We have had our little obsession with teacups. Many of us have used, "Not my cup of tea." Originally meant for an unpleasant pain in the arse 🙂 person but applied generally to all things less desirable. Or "a tempest in a teacup", the lesser used and perhaps later concocted version of "a tempest in a teapot". Or George Orwell's rant on a nice cup of tea. But a "cup of tea" was to describe someone you like or think is good.
In this regard, my mother was a special cup of tea.
Many of you know my mother left us last June. She was a remarkable woman who shaped my point of view and my life direction. But if you are a regular reader or have listened to one of my speeches, you know this!
Anyhow, my mother was a prolific artist and created complex oil paintings in minutes or took weeks and months to perfect a painting. She was both a conceptual artist (think Picasso) and an experimental artist (think Cezanne). Cezanne's work may have been her most important muse.
Like many artists she had her secrets. Her techniques. Her way of painting that were hers. The real meaning of her pieces were left to the viewer's imagination. As they say, "Art is in the eye of the beholder." Perspective is everything. No two people see anything the same.

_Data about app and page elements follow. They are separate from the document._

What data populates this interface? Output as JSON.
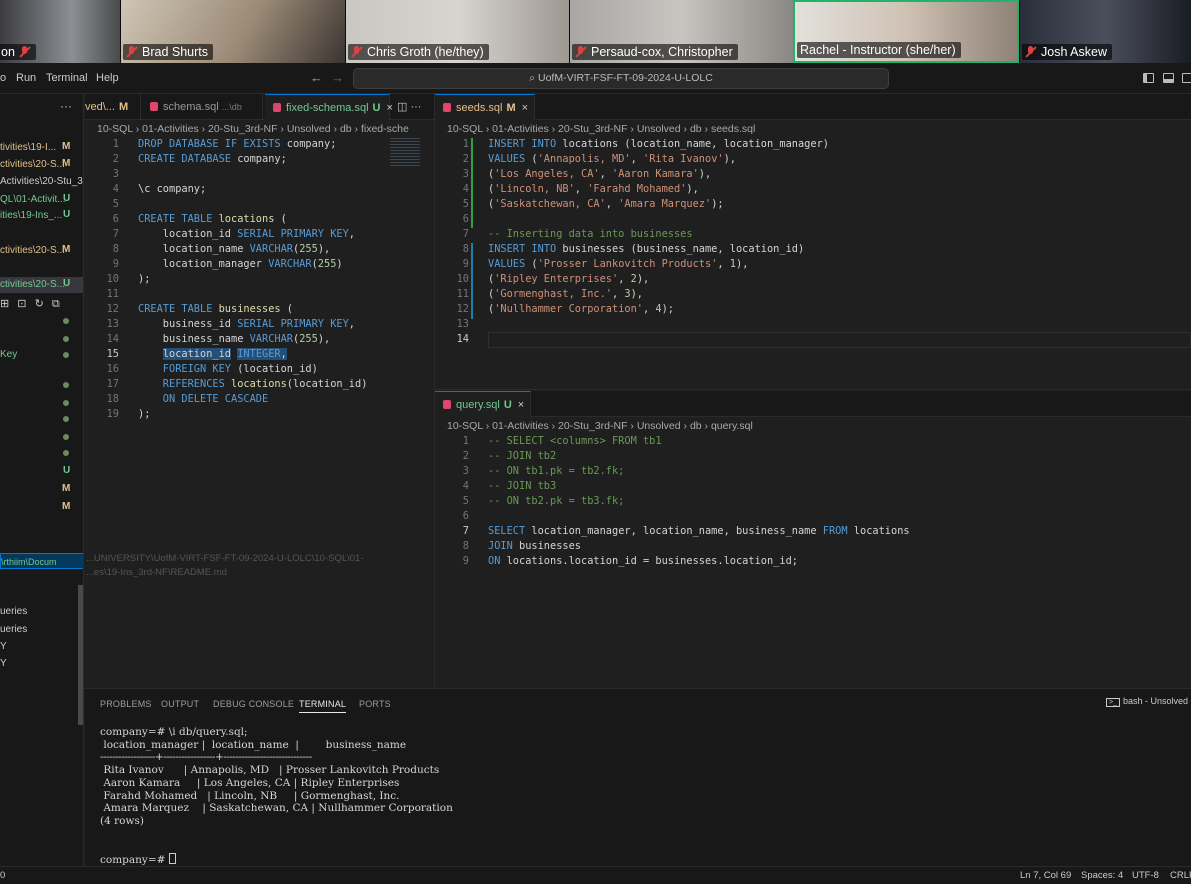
{
  "video_strip": {
    "participants": [
      {
        "name": "on",
        "muted": true
      },
      {
        "name": "Brad Shurts",
        "muted": true
      },
      {
        "name": "Chris Groth (he/they)",
        "muted": true
      },
      {
        "name": "Persaud-cox, Christopher",
        "muted": true
      },
      {
        "name": "Rachel - Instructor (she/her)",
        "muted": false
      },
      {
        "name": "Josh Askew",
        "muted": true
      }
    ]
  },
  "menubar": {
    "items": [
      "o",
      "Run",
      "Terminal",
      "Help"
    ],
    "command_center": "UofM-VIRT-FSF-FT-09-2024-U-LOLC"
  },
  "sidebar": {
    "rows": [
      {
        "label": "tivities\\19-I...",
        "badge": "M"
      },
      {
        "label": "ctivities\\20-S...",
        "badge": "M"
      },
      {
        "label": "Activities\\20-Stu_3...",
        "badge": ""
      },
      {
        "label": "QL\\01-Activit...",
        "badge": "U"
      },
      {
        "label": "ities\\19-Ins_...",
        "badge": "U"
      },
      {
        "label": "ctivities\\20-S...",
        "badge": "M"
      },
      {
        "label": "ctivities\\20-S...",
        "badge": "U"
      }
    ],
    "tree_item": "Key",
    "tree_badges": [
      "U",
      "M",
      "M"
    ],
    "path_tooltip_1": "\\rthiim\\Docum",
    "path_tooltip_2": "...UNIVERSITY\\UofM-VIRT-FSF-FT-09-2024-U-LOLC\\10-SQL\\01-",
    "path_tooltip_3": "...es\\19-Ins_3rd-NF\\README.md",
    "outline": [
      "ueries",
      "ueries",
      "Y",
      "Y"
    ]
  },
  "left_editor": {
    "tabs": [
      {
        "label": "ved\\...",
        "mod": "M"
      },
      {
        "label": "schema.sql",
        "path": "...\\db"
      },
      {
        "label": "fixed-schema.sql",
        "mod": "U"
      }
    ],
    "breadcrumb": "10-SQL › 01-Activities › 20-Stu_3rd-NF › Unsolved › db › fixed-sche",
    "current_line": 15
  },
  "seeds_editor": {
    "tab": {
      "label": "seeds.sql",
      "mod": "M"
    },
    "breadcrumb": "10-SQL › 01-Activities › 20-Stu_3rd-NF › Unsolved › db › seeds.sql",
    "current_line": 14
  },
  "query_editor": {
    "tab": {
      "label": "query.sql",
      "mod": "U"
    },
    "breadcrumb": "10-SQL › 01-Activities › 20-Stu_3rd-NF › Unsolved › db › query.sql",
    "current_line": 7
  },
  "panel": {
    "tabs": [
      "PROBLEMS",
      "OUTPUT",
      "DEBUG CONSOLE",
      "TERMINAL",
      "PORTS"
    ],
    "active_tab": "TERMINAL",
    "terminal_name": "bash - Unsolved",
    "terminal": {
      "command": "company=# \\i db/query.sql;",
      "header": " location_manager |  location_name  |        business_name",
      "separator": "------------------+-----------------+-----------------------------",
      "rows": [
        " Rita Ivanov      | Annapolis, MD   | Prosser Lankovitch Products",
        " Aaron Kamara     | Los Angeles, CA | Ripley Enterprises",
        " Farahd Mohamed   | Lincoln, NB     | Gormenghast, Inc.",
        " Amara Marquez    | Saskatchewan, CA | Nullhammer Corporation"
      ],
      "footer": "(4 rows)",
      "prompt": "company=# "
    }
  },
  "statusbar": {
    "left": "0",
    "position": "Ln 7, Col 69",
    "spaces": "Spaces: 4",
    "encoding": "UTF-8",
    "eol": "CRLF"
  },
  "colors": {
    "active_tile": "#1fb46a",
    "accent": "#0078d4",
    "modified": "#e2c08d",
    "untracked": "#73c991"
  }
}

My mother was a prankster with a wicked sense of humor. Some say I got my sense of humor from her, many others have hired a search party for my funny bone. Here is my mother’s last enigmatic prank–That will never be solved.

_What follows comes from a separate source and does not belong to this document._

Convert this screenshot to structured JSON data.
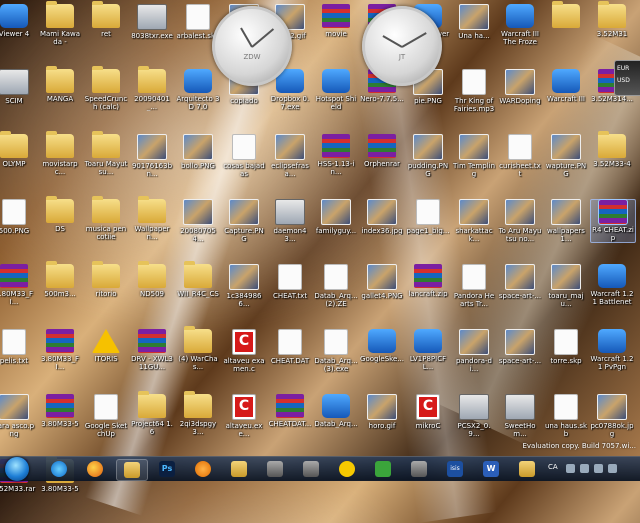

Years ago, she created a set of paintings of teacups, 15 in all. Somehow they were assembled into a single print—the exact origins are unknown. And where the original of this print went is also a mystery. There are no known copies of this painting, only this low quality photo shown above. With a twinkle in her eye, she told us that each unique teacup depicted her four children and her ten siblings and herself. That adds up to 15. She would never reveal the identities of the teacups! It is hard to see, but there are unique differences in the teacups. One is cracked, one covered, one upside down, one on its side…..Your interpretations start to go wild.

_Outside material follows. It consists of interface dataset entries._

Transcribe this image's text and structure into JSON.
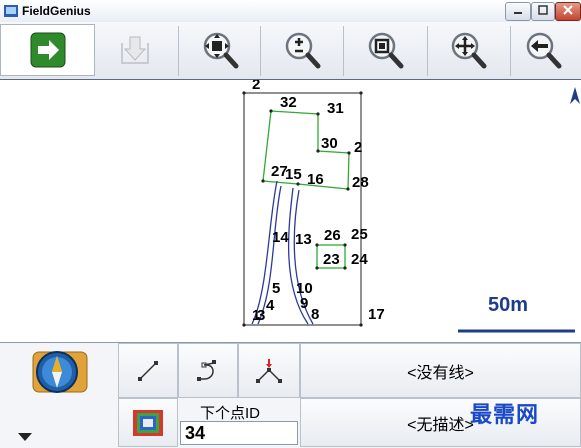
{
  "window": {
    "title": "FieldGenius"
  },
  "toolbar": {
    "buttons": [
      {
        "name": "next-arrow-button",
        "icon": "arrow-right-icon"
      },
      {
        "name": "download-button",
        "icon": "download-icon"
      },
      {
        "name": "zoom-extents-button",
        "icon": "zoom-extents-icon"
      },
      {
        "name": "zoom-in-out-button",
        "icon": "zoom-plus-minus-icon"
      },
      {
        "name": "zoom-window-button",
        "icon": "zoom-window-icon"
      },
      {
        "name": "pan-button",
        "icon": "pan-icon"
      },
      {
        "name": "back-button",
        "icon": "zoom-back-icon"
      }
    ]
  },
  "map": {
    "point_labels": [
      "2",
      "32",
      "31",
      "30",
      "2",
      "27",
      "15",
      "16",
      "28",
      "14",
      "13",
      "26",
      "25",
      "23",
      "24",
      "5",
      "10",
      "4",
      "9",
      "3",
      "1",
      "8",
      "17"
    ],
    "scale_text": "50m",
    "north_icon": "north-arrow-icon"
  },
  "bottom": {
    "line_status": "<没有线>",
    "desc_status": "<无描述>",
    "next_point_label": "下个点ID",
    "next_point_value": "34",
    "watermark": "最需网"
  },
  "colors": {
    "linework": "#33aa33",
    "road": "#2b3a9a",
    "scale_bar": "#1f3b8c"
  }
}
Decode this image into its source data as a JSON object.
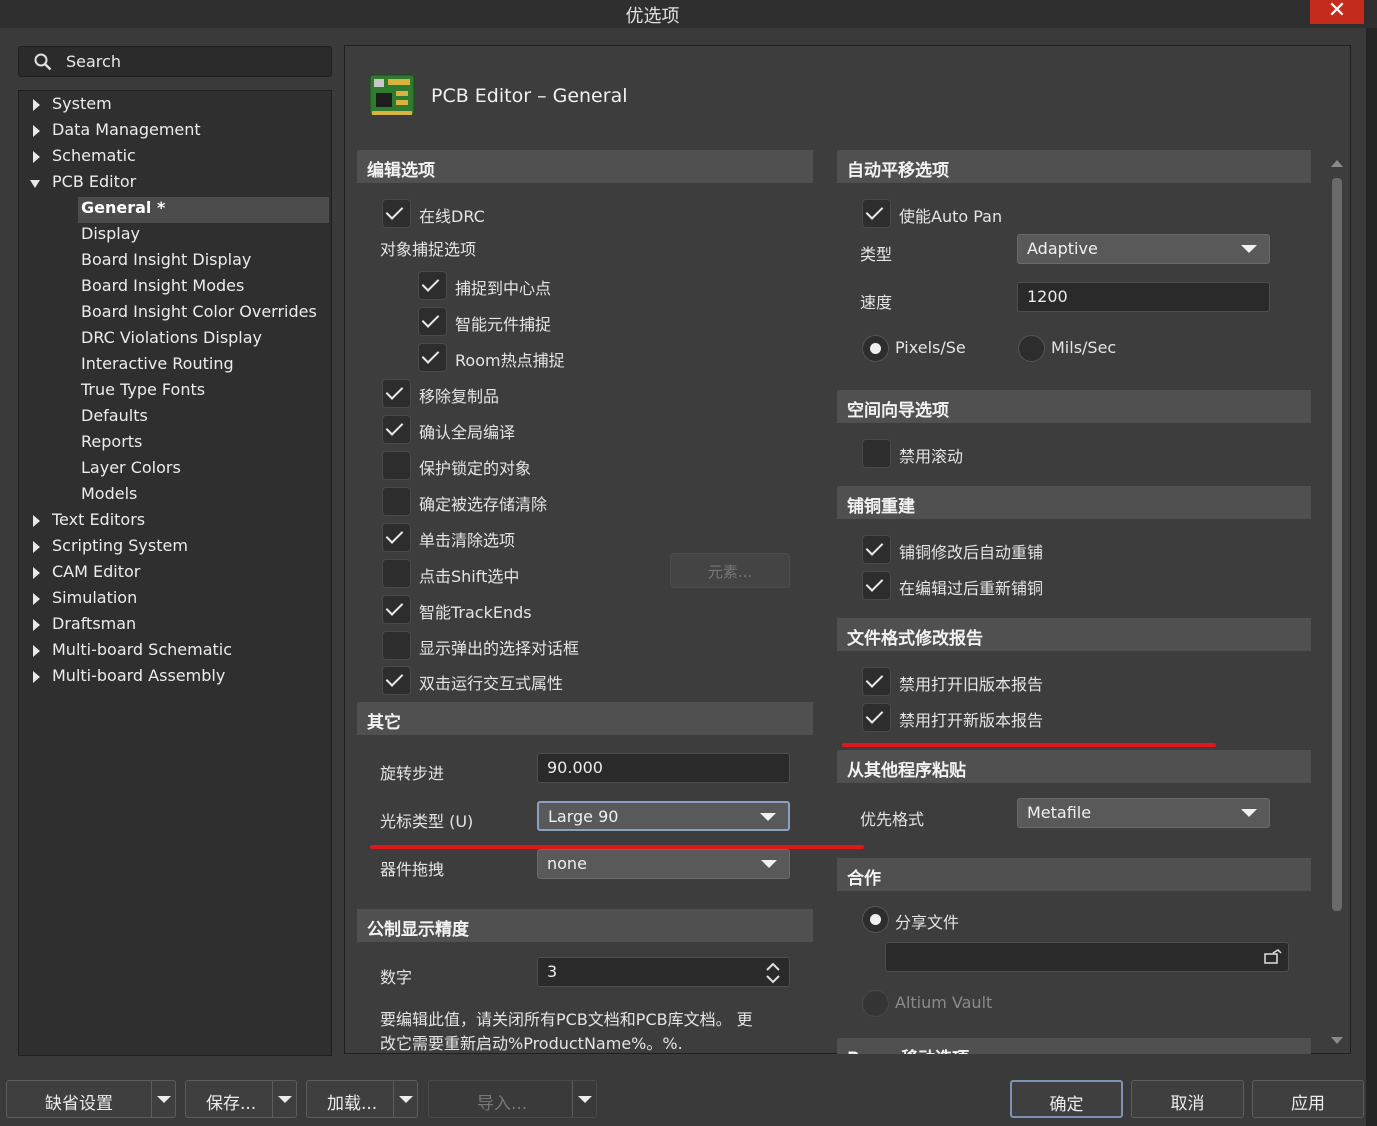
{
  "window": {
    "title": "优选项",
    "close": "✕"
  },
  "search": {
    "placeholder": "Search"
  },
  "tree": {
    "top": [
      "System",
      "Data Management",
      "Schematic",
      "PCB Editor"
    ],
    "pcb_children": [
      "General *",
      "Display",
      "Board Insight Display",
      "Board Insight Modes",
      "Board Insight Color Overrides",
      "DRC Violations Display",
      "Interactive Routing",
      "True Type Fonts",
      "Defaults",
      "Reports",
      "Layer Colors",
      "Models"
    ],
    "bottom": [
      "Text Editors",
      "Scripting System",
      "CAM Editor",
      "Simulation",
      "Draftsman",
      "Multi-board Schematic",
      "Multi-board Assembly"
    ]
  },
  "page": {
    "title": "PCB Editor – General"
  },
  "edit": {
    "header": "编辑选项",
    "online_drc": "在线DRC",
    "snap_header": "对象捕捉选项",
    "snap_center": "捕捉到中心点",
    "smart_comp": "智能元件捕捉",
    "room_hotspot": "Room热点捕捉",
    "remove_dup": "移除复制品",
    "confirm_global": "确认全局编译",
    "protect_locked": "保护锁定的对象",
    "confirm_sel_mem": "确定被选存储清除",
    "click_clear": "单击清除选项",
    "shift_select": "点击Shift选中",
    "elements_btn": "元素...",
    "smart_trackends": "智能TrackEnds",
    "show_popup": "显示弹出的选择对话框",
    "dbl_click": "双击运行交互式属性"
  },
  "other": {
    "header": "其它",
    "rotation_label": "旋转步进",
    "rotation_value": "90.000",
    "cursor_label": "光标类型 (U)",
    "cursor_value": "Large 90",
    "drag_label": "器件拖拽",
    "drag_value": "none"
  },
  "metric": {
    "header": "公制显示精度",
    "digits_label": "数字",
    "digits_value": "3",
    "note_line1": "要编辑此值，请关闭所有PCB文档和PCB库文档。 更",
    "note_line2": "改它需要重新启动%ProductName%。%."
  },
  "autopan": {
    "header": "自动平移选项",
    "enable": "使能Auto Pan",
    "type_label": "类型",
    "type_value": "Adaptive",
    "speed_label": "速度",
    "speed_value": "1200",
    "pixels": "Pixels/Se",
    "mils": "Mils/Sec"
  },
  "space_nav": {
    "header": "空间向导选项",
    "disable_roll": "禁用滚动"
  },
  "pour": {
    "header": "铺铜重建",
    "auto_repour": "铺铜修改后自动重铺",
    "repour_after_edit": "在编辑过后重新铺铜"
  },
  "file_format": {
    "header": "文件格式修改报告",
    "disable_old": "禁用打开旧版本报告",
    "disable_new": "禁用打开新版本报告"
  },
  "paste": {
    "header": "从其他程序粘贴",
    "pref_label": "优先格式",
    "pref_value": "Metafile"
  },
  "collab": {
    "header": "合作",
    "share_file": "分享文件",
    "vault": "Altium Vault",
    "next_header": "Room移动选项"
  },
  "footer": {
    "defaults": "缺省设置",
    "save": "保存...",
    "load": "加载...",
    "import": "导入...",
    "ok": "确定",
    "cancel": "取消",
    "apply": "应用"
  },
  "colors": {
    "accent_red": "#e0161b",
    "close_red": "#c42b1c"
  }
}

This was all years ago and we had all forgotten these enigmatic teacups.
After Mom passed I went to the print shop where she made reproductions, so called giclees, of her work. It was an emotional meeting. Like all people that knew and/or worked with my mother, the print shop owner had bonded with her. After we cried together and exchanged stories, he revealed, in his moment of weakness, that he had taken an unauthorized photo of the teacups. My sister Katie and I were aghast. No one in our family ever saw this version. We asked for a copy and ultimately received this higher resolution image:
You can see right away this is different from the original, the order is changed and now there are 16! The new teacup is the one broken into pieces (bottom row).
Who is the 16th teacup?!!
We will never know the exact symbolism or identities of the teacups or solve the mystery of the new broken one. But that is the beauty of art and of life as lived and painted by my mother—all to be interpreted. I know she is smiling and perhaps giggling a bit from on high.
My sister Tomi found this poem just after we made this discovery: A cup is more valuable chipped. He was broken. I am broken. And when we can see that we are all chipped and broken, we begin to value our life as an expression of the teaching that we are truly perfect and complete, just as we are. —Pat Enkyo O’hara
Each teacup is special and beautiful.
We know that any fixed, perfect and pristine image we have of ourselves or others is an imaginary teacup.
My mother knew we would see ourselves in every teacup. For we are all of the teacups. Our cupboards house each one of these cups. For we are many things, have been many things and will be many things. Our histories and our destinies are complex and unknowable. We contain the infinite seeds of our family trees and experiences. All of us will never fully express our potential and our possibilities.
So our humanity, our compassion, and our future depends on exploring and embracing our own and each other's teacups.
Here's to our beautiful and mysterious cups of tea in 2017.
Thanks Mom. And thanks for reading. John